Fritha, whose family was encouraged with others of the Bnei Israel community to move to Karachi by the British – they needed their linguistic skills and trade contacts – attended a British school. At its height the community in Pakistan numbered almost 1,000. Life was comfortable. They had servants, but social interaction with all Muslims, save those who had lived in East Africa, was minimal. Fritha never visited a Muslim home.
A few Jews stayed on after the 1947 Partition and the massive wartime population exchange between Muslims and Hindus. It was in 1964, when Fritha was 12, that persecution finally drove the family to flee Karachi for India, leaving all their possessions behind. They were allowed to take just one rug with them. Frita’s mother sewed gold coins into the lining. The women left wearing saris weighed down with coins. Once in India the family managed to survive by converting the coins into cash.
The Jewish Agency then arranged for them to make aliya to Israel, where the Jews were welcomed and helped to find jobs and housing. Many Bnei Israel Jews, who speak good English, found work at Ben Gurion airport.

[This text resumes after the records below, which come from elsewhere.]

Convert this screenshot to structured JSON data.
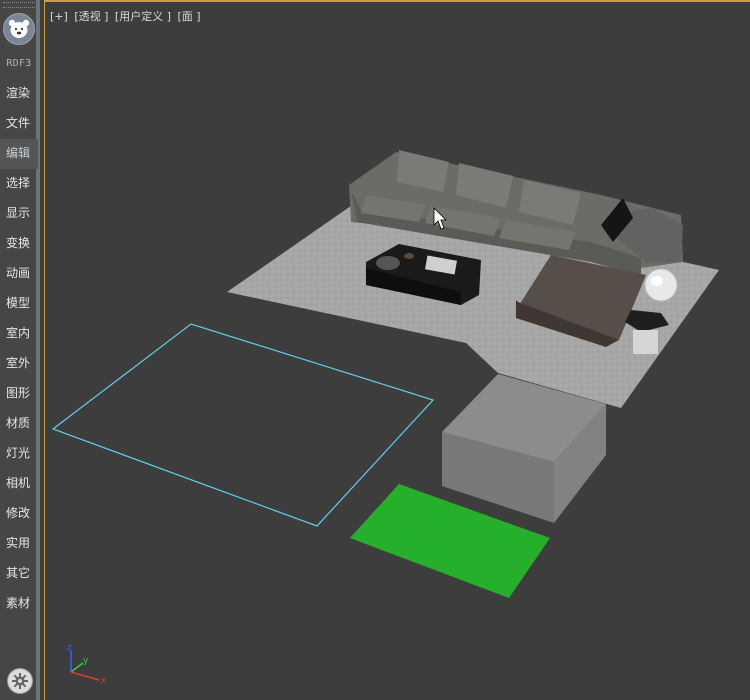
{
  "sidebar": {
    "brand": "RDF3",
    "items": [
      {
        "label": "渲染"
      },
      {
        "label": "文件"
      },
      {
        "label": "编辑"
      },
      {
        "label": "选择"
      },
      {
        "label": "显示"
      },
      {
        "label": "变换"
      },
      {
        "label": "动画"
      },
      {
        "label": "模型"
      },
      {
        "label": "室内"
      },
      {
        "label": "室外"
      },
      {
        "label": "图形"
      },
      {
        "label": "材质"
      },
      {
        "label": "灯光"
      },
      {
        "label": "相机"
      },
      {
        "label": "修改"
      },
      {
        "label": "实用"
      },
      {
        "label": "其它"
      },
      {
        "label": "素材"
      }
    ],
    "active_index": 2
  },
  "viewport": {
    "labels": [
      "[+]",
      "[透视 ]",
      "[用户定义 ]",
      "[面 ]"
    ],
    "axis": {
      "x": "x",
      "y": "y",
      "z": "z"
    }
  },
  "colors": {
    "viewport_bg": "#3d3d3d",
    "active_border": "#c9a43a",
    "selection_outline": "#5fd0e8",
    "green_plane": "#24b02a"
  },
  "icons": {
    "logo": "bear-logo-icon",
    "settings": "gear-icon",
    "cursor": "arrow-cursor-icon"
  }
}
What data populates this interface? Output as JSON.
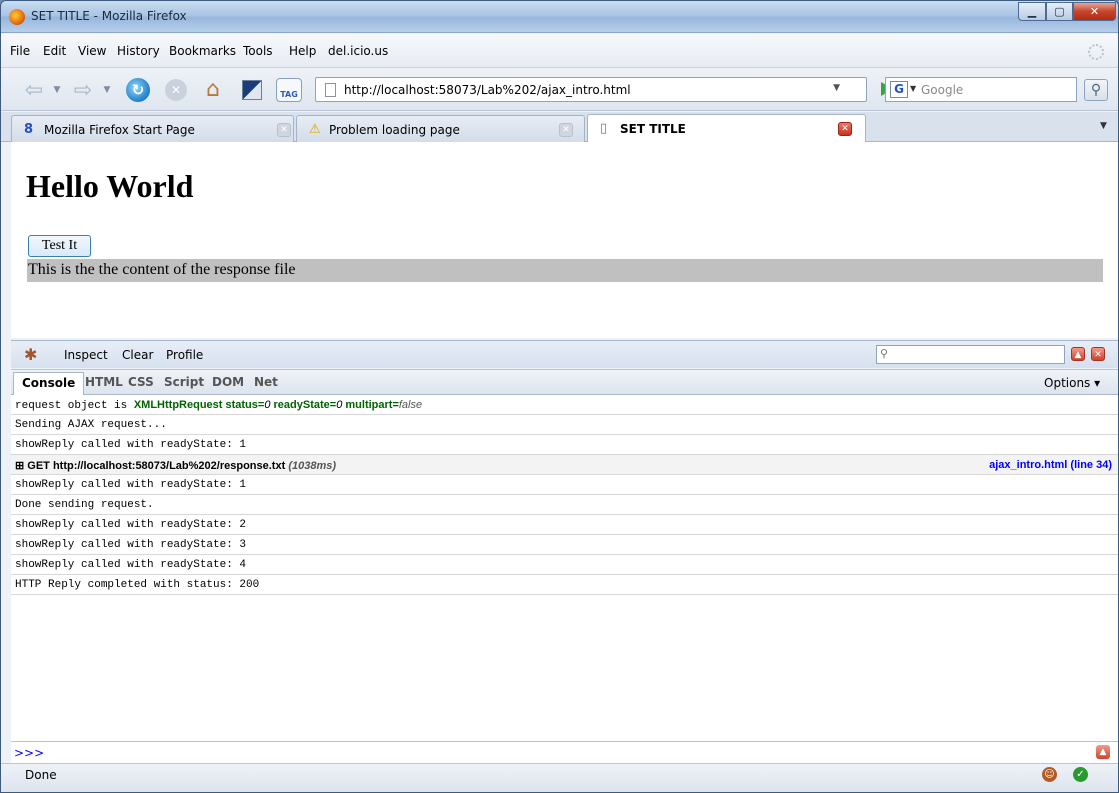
{
  "window": {
    "title": "SET TITLE - Mozilla Firefox"
  },
  "menu": [
    "File",
    "Edit",
    "View",
    "History",
    "Bookmarks",
    "Tools",
    "Help",
    "del.icio.us"
  ],
  "toolbar": {
    "url": "http://localhost:58073/Lab%202/ajax_intro.html",
    "search_placeholder": "Google",
    "tag_label": "TAG"
  },
  "tabs": [
    {
      "label": "Mozilla Firefox Start Page",
      "icon": "google-icon"
    },
    {
      "label": "Problem loading page",
      "icon": "warning-icon"
    },
    {
      "label": "SET TITLE",
      "icon": "page-icon"
    }
  ],
  "page": {
    "heading": "Hello World",
    "button_label": "Test It",
    "response_text": "This is the the content of the response file"
  },
  "firebug": {
    "menu": [
      "Inspect",
      "Clear",
      "Profile"
    ],
    "tabs": [
      "Console",
      "HTML",
      "CSS",
      "Script",
      "DOM",
      "Net"
    ],
    "options_label": "Options ▾",
    "log": [
      {
        "type": "text",
        "text": "request object is"
      },
      {
        "type": "text",
        "text": "Sending AJAX request..."
      },
      {
        "type": "text",
        "text": "showReply called with readyState: 1"
      },
      {
        "type": "request",
        "text": "GET http://localhost:58073/Lab%202/response.txt",
        "timing": "(1038ms)",
        "source": "ajax_intro.html (line 34)"
      },
      {
        "type": "text",
        "text": "showReply called with readyState: 1"
      },
      {
        "type": "text",
        "text": "Done sending request."
      },
      {
        "type": "text",
        "text": "showReply called with readyState: 2"
      },
      {
        "type": "text",
        "text": "showReply called with readyState: 3"
      },
      {
        "type": "text",
        "text": "showReply called with readyState: 4"
      },
      {
        "type": "text",
        "text": "HTTP Reply completed with status: 200"
      }
    ],
    "object": {
      "name": "XMLHttpRequest",
      "status_label": "status=",
      "status_value": "0",
      "ready_label": "readyState=",
      "ready_value": "0",
      "multipart_label": "multipart=",
      "multipart_value": "false"
    },
    "prompt": ">>>"
  },
  "status": {
    "text": "Done"
  }
}
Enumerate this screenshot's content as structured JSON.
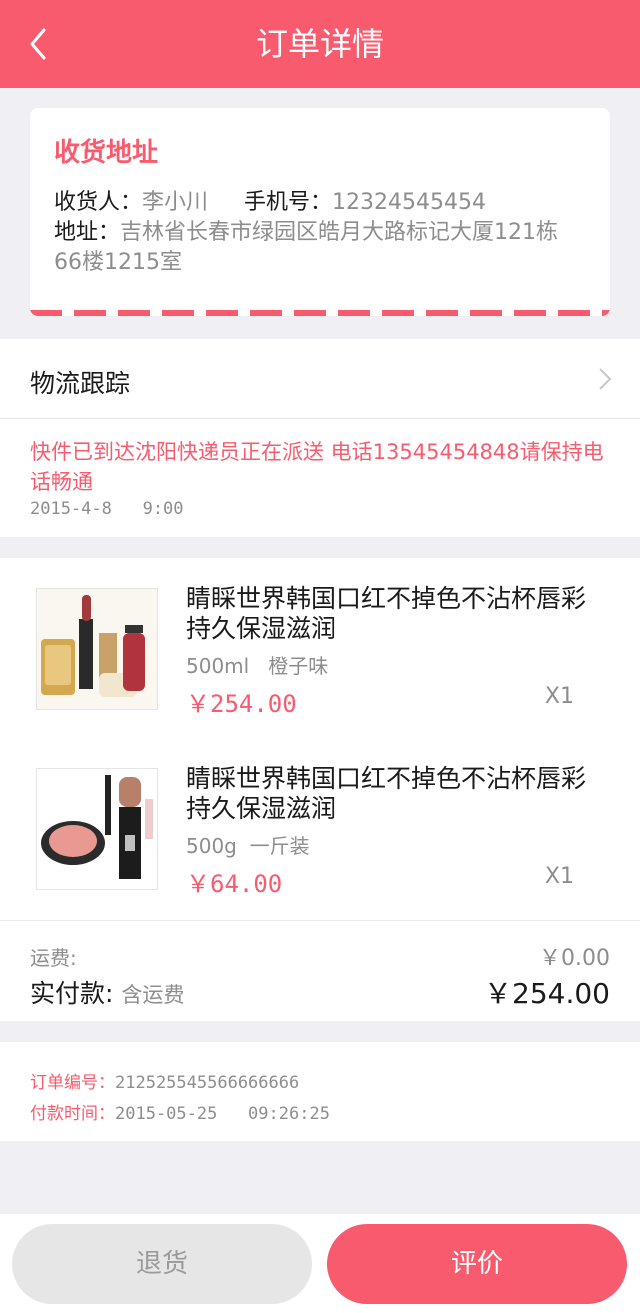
{
  "header": {
    "title": "订单详情"
  },
  "address": {
    "section_title": "收货地址",
    "receiver_label": "收货人：",
    "receiver_name": "李小川",
    "phone_label": "手机号：",
    "phone": "12324545454",
    "address_label": "地址：",
    "address": "吉林省长春市绿园区皓月大路标记大厦121栋66楼1215室"
  },
  "logistics": {
    "title": "物流跟踪",
    "message": "快件已到达沈阳快递员正在派送 电话13545454848请保持电话畅通",
    "time": "2015-4-8   9:00"
  },
  "goods": [
    {
      "name": "睛睬世界韩国口红不掉色不沾杯唇彩持久保湿滋润",
      "spec": "500ml   橙子味",
      "price": "￥254.00",
      "qty": "X1"
    },
    {
      "name": "睛睬世界韩国口红不掉色不沾杯唇彩持久保湿滋润",
      "spec": "500g  一斤装",
      "price": "￥64.00",
      "qty": "X1"
    }
  ],
  "summary": {
    "shipping_label": "运费:",
    "shipping_value": "￥0.00",
    "paid_label": "实付款:",
    "paid_note": "含运费",
    "paid_value": "￥254.00"
  },
  "order": {
    "number_label": "订单编号：",
    "number": "212525545566666666",
    "pay_time_label": "付款时间：",
    "pay_time": "2015-05-25   09:26:25"
  },
  "actions": {
    "return_label": "退货",
    "review_label": "评价"
  },
  "colors": {
    "accent": "#f95b6e",
    "background": "#efeff4"
  }
}
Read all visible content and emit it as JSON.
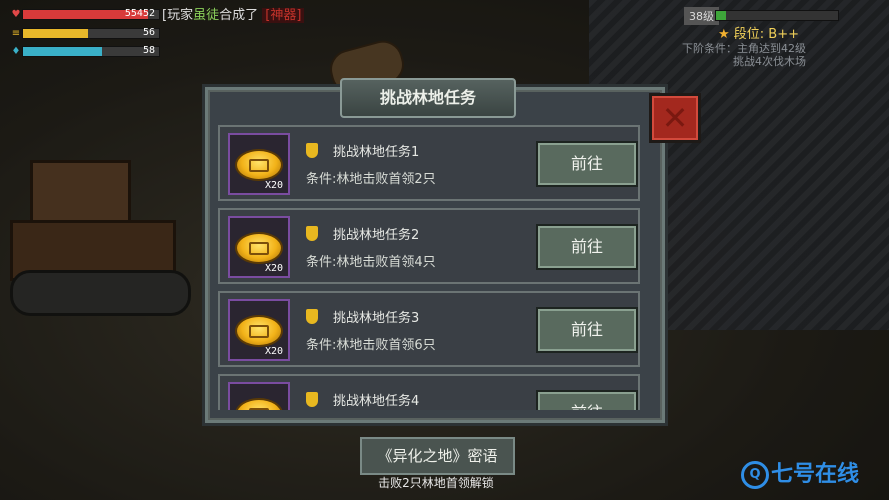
{
  "hud": {
    "hp": {
      "icon": "heart-icon",
      "value": "55452",
      "fill_pct": 92,
      "color": "#d83a3a"
    },
    "energy": {
      "icon": "coin-stack-icon",
      "value": "56",
      "fill_pct": 48,
      "color": "#e8b82a"
    },
    "mana": {
      "icon": "drop-icon",
      "value": "58",
      "fill_pct": 58,
      "color": "#3ab0c8"
    }
  },
  "chat": {
    "prefix": "[玩家",
    "player": "虽徒",
    "suffix": "合成了",
    "item": "[神器]"
  },
  "player": {
    "level": "38级",
    "xp_pct": 8,
    "rank": "段位: B++",
    "next_label": "下阶条件：主角达到42级",
    "next_task": "挑战4次伐木场"
  },
  "modal": {
    "title": "挑战林地任务",
    "tasks": [
      {
        "name": "挑战林地任务1",
        "condition": "条件:林地击败首领2只",
        "reward_qty": "X20",
        "button": "前往"
      },
      {
        "name": "挑战林地任务2",
        "condition": "条件:林地击败首领4只",
        "reward_qty": "X20",
        "button": "前往"
      },
      {
        "name": "挑战林地任务3",
        "condition": "条件:林地击败首领6只",
        "reward_qty": "X20",
        "button": "前往"
      },
      {
        "name": "挑战林地任务4",
        "condition": "",
        "reward_qty": "",
        "button": "前往"
      }
    ]
  },
  "secret": {
    "button": "《异化之地》密语",
    "unlock_text": "击败2只林地首领解锁"
  },
  "watermark": "七号在线"
}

Fritha recalls that the neighbours were a family of Turkish Jews whose daughters had flame-red hair. They had no idea that there existed dark-skinned Jews from Pakistan, anymore than the Pakistani Jews knew that there were Jews from Turkey with red hair. Despite the language barrier, the two mothers found they had plenty in common – and spent hours discussing how to handle their teenage daughters.